▸ **Task prompt**:
Your task is to copy every line of the entries that holds the word "title".

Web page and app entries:
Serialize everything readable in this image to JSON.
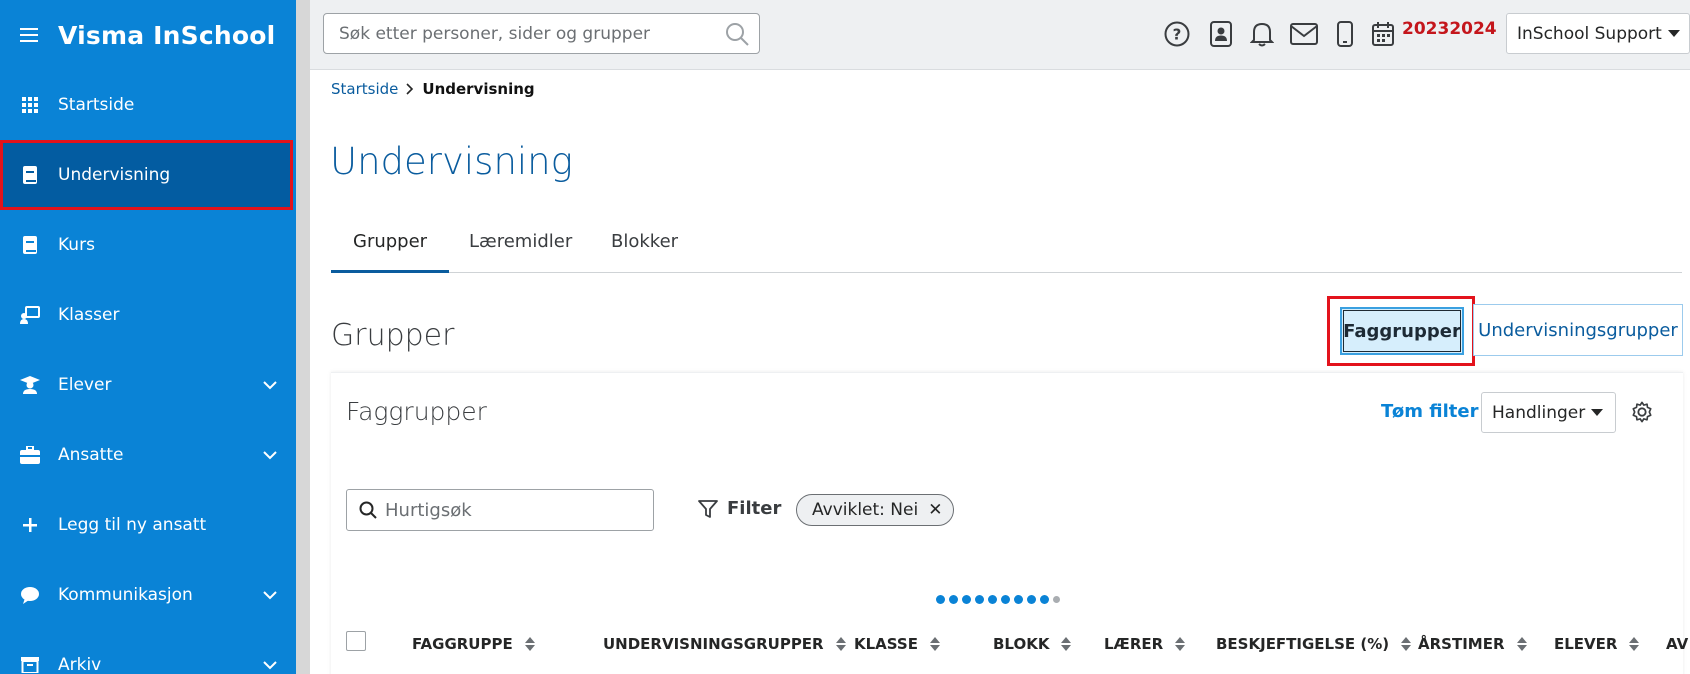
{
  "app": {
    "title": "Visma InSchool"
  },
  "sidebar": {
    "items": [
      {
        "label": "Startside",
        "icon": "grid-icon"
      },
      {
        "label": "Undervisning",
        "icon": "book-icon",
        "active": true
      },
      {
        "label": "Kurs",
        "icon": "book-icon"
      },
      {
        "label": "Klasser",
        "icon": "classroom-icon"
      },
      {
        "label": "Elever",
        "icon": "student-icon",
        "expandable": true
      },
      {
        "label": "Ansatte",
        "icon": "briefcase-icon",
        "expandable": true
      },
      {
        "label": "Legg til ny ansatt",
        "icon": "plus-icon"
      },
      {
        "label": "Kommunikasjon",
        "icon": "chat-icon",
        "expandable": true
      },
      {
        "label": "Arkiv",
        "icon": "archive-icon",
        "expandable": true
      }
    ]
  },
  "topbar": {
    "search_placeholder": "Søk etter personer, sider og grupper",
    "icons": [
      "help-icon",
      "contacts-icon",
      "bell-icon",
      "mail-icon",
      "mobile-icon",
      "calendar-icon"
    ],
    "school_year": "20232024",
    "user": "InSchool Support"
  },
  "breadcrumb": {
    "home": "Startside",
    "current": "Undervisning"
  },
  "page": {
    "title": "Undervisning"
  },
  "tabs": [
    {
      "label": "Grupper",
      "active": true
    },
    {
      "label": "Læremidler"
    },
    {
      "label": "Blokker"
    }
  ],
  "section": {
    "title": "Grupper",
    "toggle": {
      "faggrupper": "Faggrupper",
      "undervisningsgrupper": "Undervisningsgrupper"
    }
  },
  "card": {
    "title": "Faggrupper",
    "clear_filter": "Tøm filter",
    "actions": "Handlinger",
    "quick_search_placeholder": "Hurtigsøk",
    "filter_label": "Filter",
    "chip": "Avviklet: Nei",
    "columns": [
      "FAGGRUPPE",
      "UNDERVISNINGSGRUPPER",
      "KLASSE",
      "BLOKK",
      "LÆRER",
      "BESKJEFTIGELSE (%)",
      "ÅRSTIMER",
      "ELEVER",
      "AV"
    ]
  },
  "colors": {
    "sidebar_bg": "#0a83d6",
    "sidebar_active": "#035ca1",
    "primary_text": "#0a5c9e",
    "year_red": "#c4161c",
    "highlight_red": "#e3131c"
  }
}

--

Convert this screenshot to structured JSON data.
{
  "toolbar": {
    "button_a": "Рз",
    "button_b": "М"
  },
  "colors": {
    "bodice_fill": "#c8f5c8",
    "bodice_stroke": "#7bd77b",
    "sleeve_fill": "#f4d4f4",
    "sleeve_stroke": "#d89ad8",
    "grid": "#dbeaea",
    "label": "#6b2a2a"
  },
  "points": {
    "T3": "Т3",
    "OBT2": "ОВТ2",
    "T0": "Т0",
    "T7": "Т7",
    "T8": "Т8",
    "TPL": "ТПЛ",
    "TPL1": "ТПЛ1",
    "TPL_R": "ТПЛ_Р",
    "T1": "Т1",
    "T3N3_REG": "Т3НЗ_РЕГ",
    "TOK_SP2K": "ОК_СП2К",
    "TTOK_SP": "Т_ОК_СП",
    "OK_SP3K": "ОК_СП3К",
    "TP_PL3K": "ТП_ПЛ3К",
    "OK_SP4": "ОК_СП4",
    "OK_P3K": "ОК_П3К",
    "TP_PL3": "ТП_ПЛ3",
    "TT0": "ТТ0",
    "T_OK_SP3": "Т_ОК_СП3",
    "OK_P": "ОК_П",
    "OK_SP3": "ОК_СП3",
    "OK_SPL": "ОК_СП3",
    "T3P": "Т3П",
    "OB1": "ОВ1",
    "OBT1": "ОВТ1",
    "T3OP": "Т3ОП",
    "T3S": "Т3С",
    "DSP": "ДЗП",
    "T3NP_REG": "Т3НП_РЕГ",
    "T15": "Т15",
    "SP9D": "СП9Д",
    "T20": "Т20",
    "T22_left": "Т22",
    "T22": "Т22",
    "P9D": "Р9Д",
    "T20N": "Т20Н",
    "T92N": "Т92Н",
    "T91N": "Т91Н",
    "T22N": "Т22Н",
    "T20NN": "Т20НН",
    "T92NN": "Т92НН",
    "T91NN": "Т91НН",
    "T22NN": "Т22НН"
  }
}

▸ **Answer to this task**:
    "title": "Visma InSchool"
    "title": "Undervisning"
    "title": "Grupper",
    "title": "Faggrupper",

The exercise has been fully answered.